#### App and web page records

--------------------

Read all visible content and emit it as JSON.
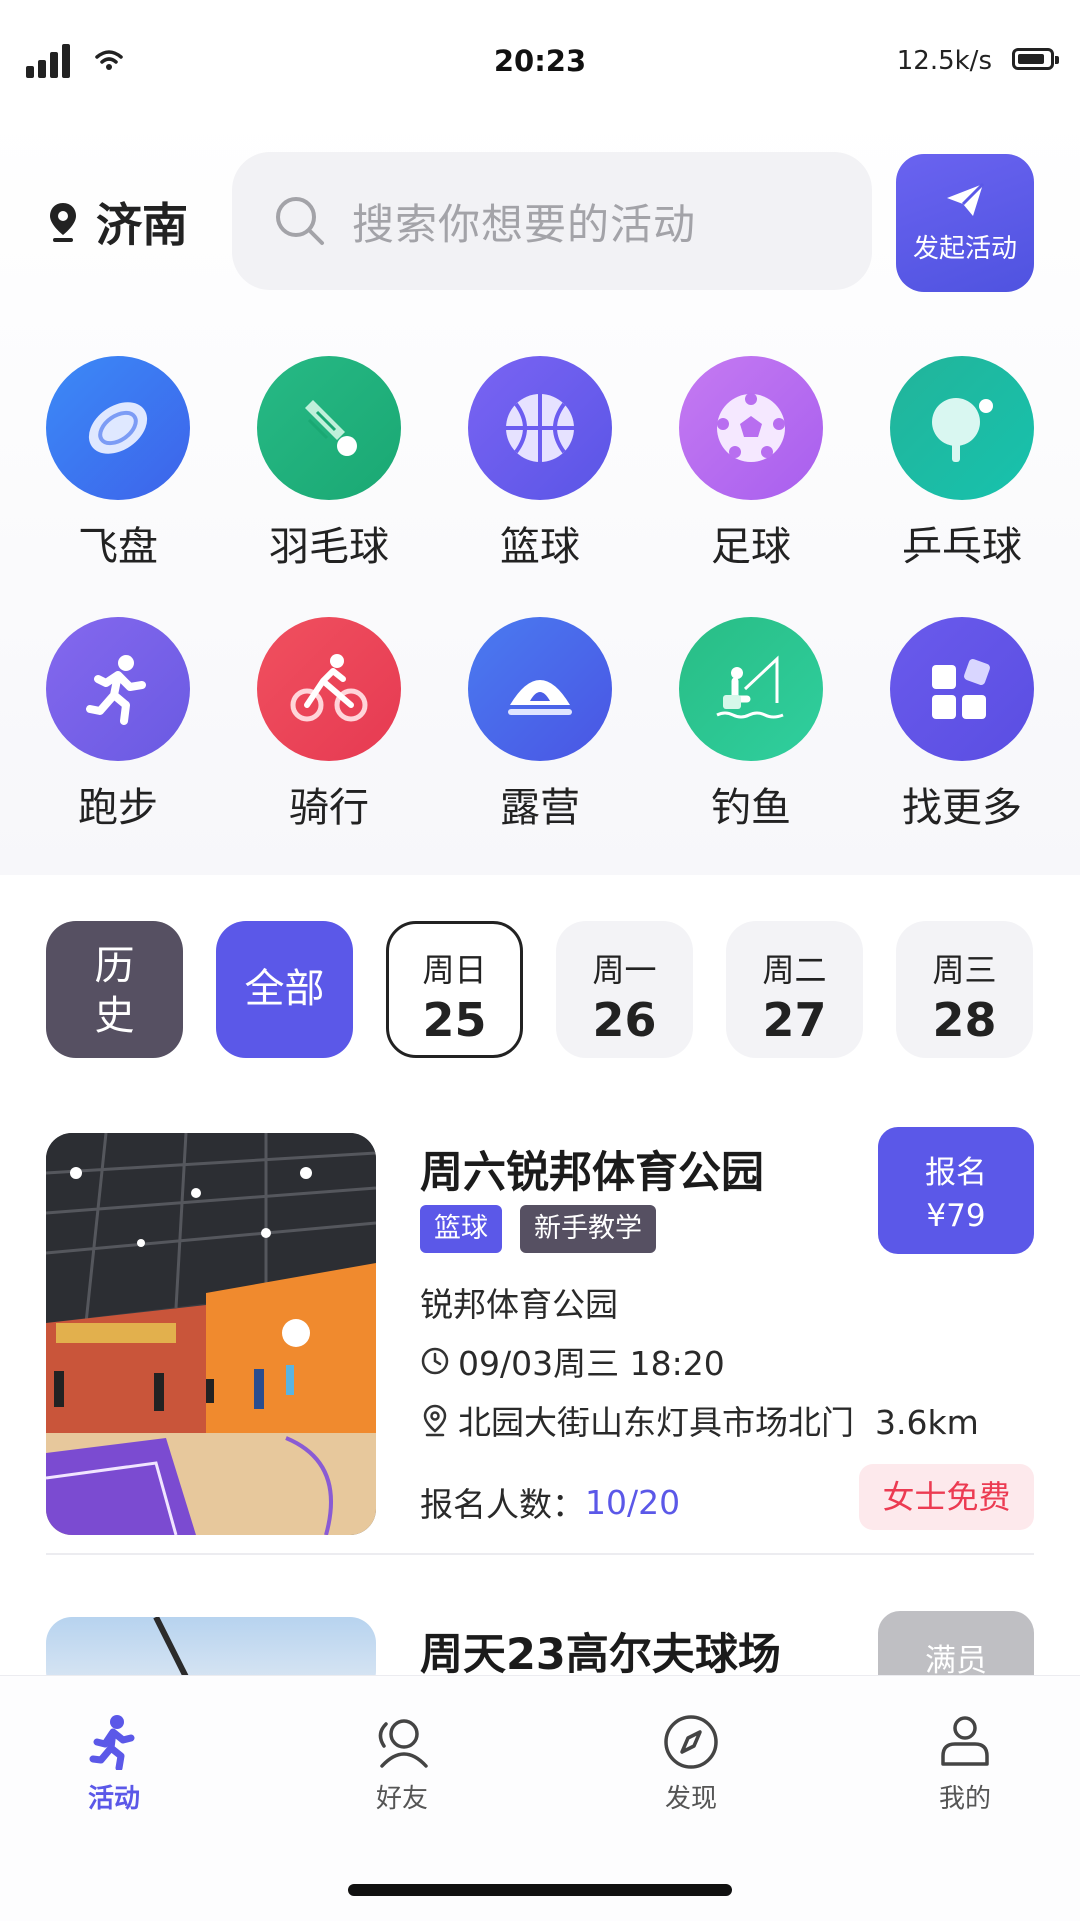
{
  "status_bar": {
    "time": "20:23",
    "network_speed": "12.5k/s"
  },
  "header": {
    "city": "济南",
    "search_placeholder": "搜索你想要的活动",
    "launch_label": "发起活动"
  },
  "categories": [
    {
      "label": "飞盘",
      "icon": "frisbee-icon",
      "color": "#3f7bf0"
    },
    {
      "label": "羽毛球",
      "icon": "badminton-icon",
      "color": "#22b07c"
    },
    {
      "label": "篮球",
      "icon": "basketball-icon",
      "color": "#6b5cf0"
    },
    {
      "label": "足球",
      "icon": "soccer-icon",
      "color": "#b86ef0"
    },
    {
      "label": "乒乓球",
      "icon": "pingpong-icon",
      "color": "#1fb39c"
    },
    {
      "label": "跑步",
      "icon": "running-icon",
      "color": "#7b63e8"
    },
    {
      "label": "骑行",
      "icon": "cycling-icon",
      "color": "#ee4a5c"
    },
    {
      "label": "露营",
      "icon": "tent-icon",
      "color": "#4a67ea"
    },
    {
      "label": "钓鱼",
      "icon": "fishing-icon",
      "color": "#26b987"
    },
    {
      "label": "找更多",
      "icon": "more-grid-icon",
      "color": "#6354ea"
    }
  ],
  "date_filter": {
    "history_top": "历",
    "history_bottom": "史",
    "all": "全部",
    "days": [
      {
        "weekday": "周日",
        "date": "25",
        "selected": true
      },
      {
        "weekday": "周一",
        "date": "26"
      },
      {
        "weekday": "周二",
        "date": "27"
      },
      {
        "weekday": "周三",
        "date": "28"
      }
    ]
  },
  "activities": [
    {
      "title": "周六锐邦体育公园",
      "tags": [
        "篮球",
        "新手教学"
      ],
      "venue": "锐邦体育公园",
      "time": "09/03周三 18:20",
      "address": "北园大街山东灯具市场北门  3.6km",
      "signup_label": "报名",
      "price": "¥79",
      "participants_label": "报名人数：",
      "participants": "10/20",
      "badge": "女士免费"
    },
    {
      "title": "周天23高尔夫球场",
      "status": "满员"
    }
  ],
  "tab_bar": [
    {
      "label": "活动",
      "active": true
    },
    {
      "label": "好友"
    },
    {
      "label": "发现"
    },
    {
      "label": "我的"
    }
  ]
}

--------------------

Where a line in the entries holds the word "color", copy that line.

      "color": "#3f7bf0"
      "color": "#22b07c"
      "color": "#6b5cf0"
      "color": "#b86ef0"
      "color": "#1fb39c"
      "color": "#7b63e8"
      "color": "#ee4a5c"
      "color": "#4a67ea"
      "color": "#26b987"
      "color": "#6354ea"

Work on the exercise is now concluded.